_Task prompt_:
Print all of the records. Exclude the images.

(Source information)

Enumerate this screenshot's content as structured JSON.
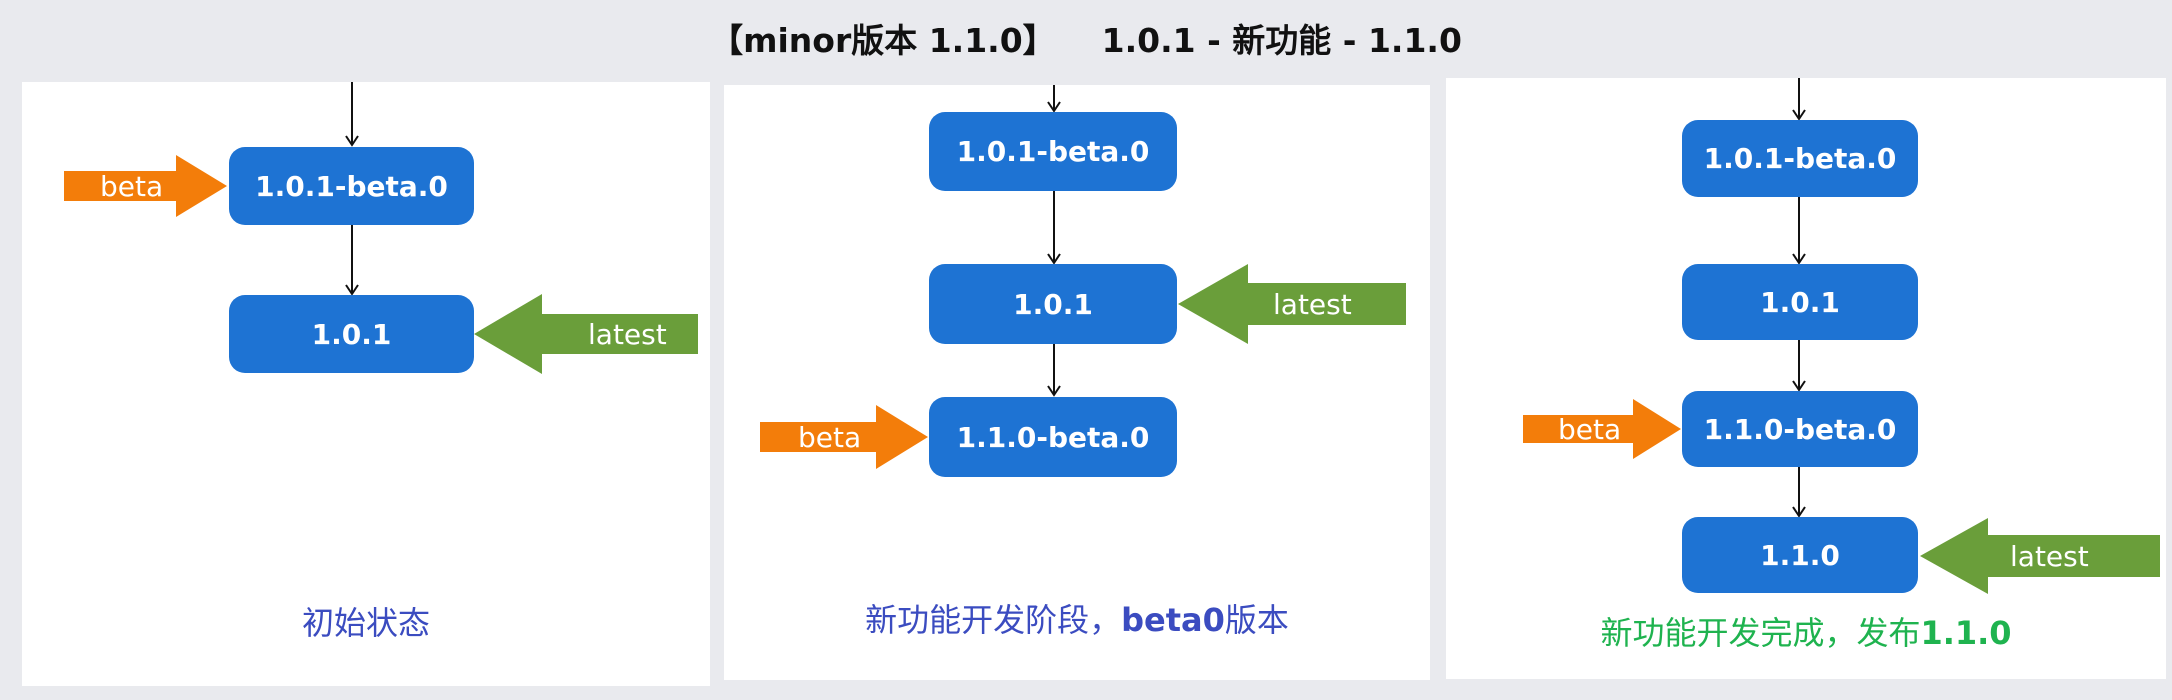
{
  "title": {
    "part1": "【minor版本 1.1.0】",
    "part2": "1.0.1 - 新功能 - 1.1.0"
  },
  "colors": {
    "version_box": "#1e73d3",
    "beta_arrow": "#f37d0a",
    "latest_arrow": "#6a9e3a",
    "caption_blue": "#3b4cc0",
    "caption_green": "#1fb34f"
  },
  "panels": [
    {
      "boxes": [
        "1.0.1-beta.0",
        "1.0.1"
      ],
      "beta_label": "beta",
      "latest_label": "latest",
      "caption": "初始状态"
    },
    {
      "boxes": [
        "1.0.1-beta.0",
        "1.0.1",
        "1.1.0-beta.0"
      ],
      "beta_label": "beta",
      "latest_label": "latest",
      "caption_prefix": "新功能开发阶段，",
      "caption_bold": "beta0",
      "caption_suffix": "版本"
    },
    {
      "boxes": [
        "1.0.1-beta.0",
        "1.0.1",
        "1.1.0-beta.0",
        "1.1.0"
      ],
      "beta_label": "beta",
      "latest_label": "latest",
      "caption_prefix": "新功能开发完成，发布",
      "caption_bold": "1.1.0"
    }
  ]
}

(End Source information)

_Answer to this problem_:
Enumerate this screenshot's content as structured JSON.
{
  "title": {
    "part1": "【minor版本 1.1.0】",
    "part2": "1.0.1 - 新功能 - 1.1.0"
  },
  "colors": {
    "version_box": "#1e73d3",
    "beta_arrow": "#f37d0a",
    "latest_arrow": "#6a9e3a",
    "caption_blue": "#3b4cc0",
    "caption_green": "#1fb34f"
  },
  "panels": [
    {
      "boxes": [
        "1.0.1-beta.0",
        "1.0.1"
      ],
      "beta_label": "beta",
      "latest_label": "latest",
      "caption": "初始状态"
    },
    {
      "boxes": [
        "1.0.1-beta.0",
        "1.0.1",
        "1.1.0-beta.0"
      ],
      "beta_label": "beta",
      "latest_label": "latest",
      "caption_prefix": "新功能开发阶段，",
      "caption_bold": "beta0",
      "caption_suffix": "版本"
    },
    {
      "boxes": [
        "1.0.1-beta.0",
        "1.0.1",
        "1.1.0-beta.0",
        "1.1.0"
      ],
      "beta_label": "beta",
      "latest_label": "latest",
      "caption_prefix": "新功能开发完成，发布",
      "caption_bold": "1.1.0"
    }
  ]
}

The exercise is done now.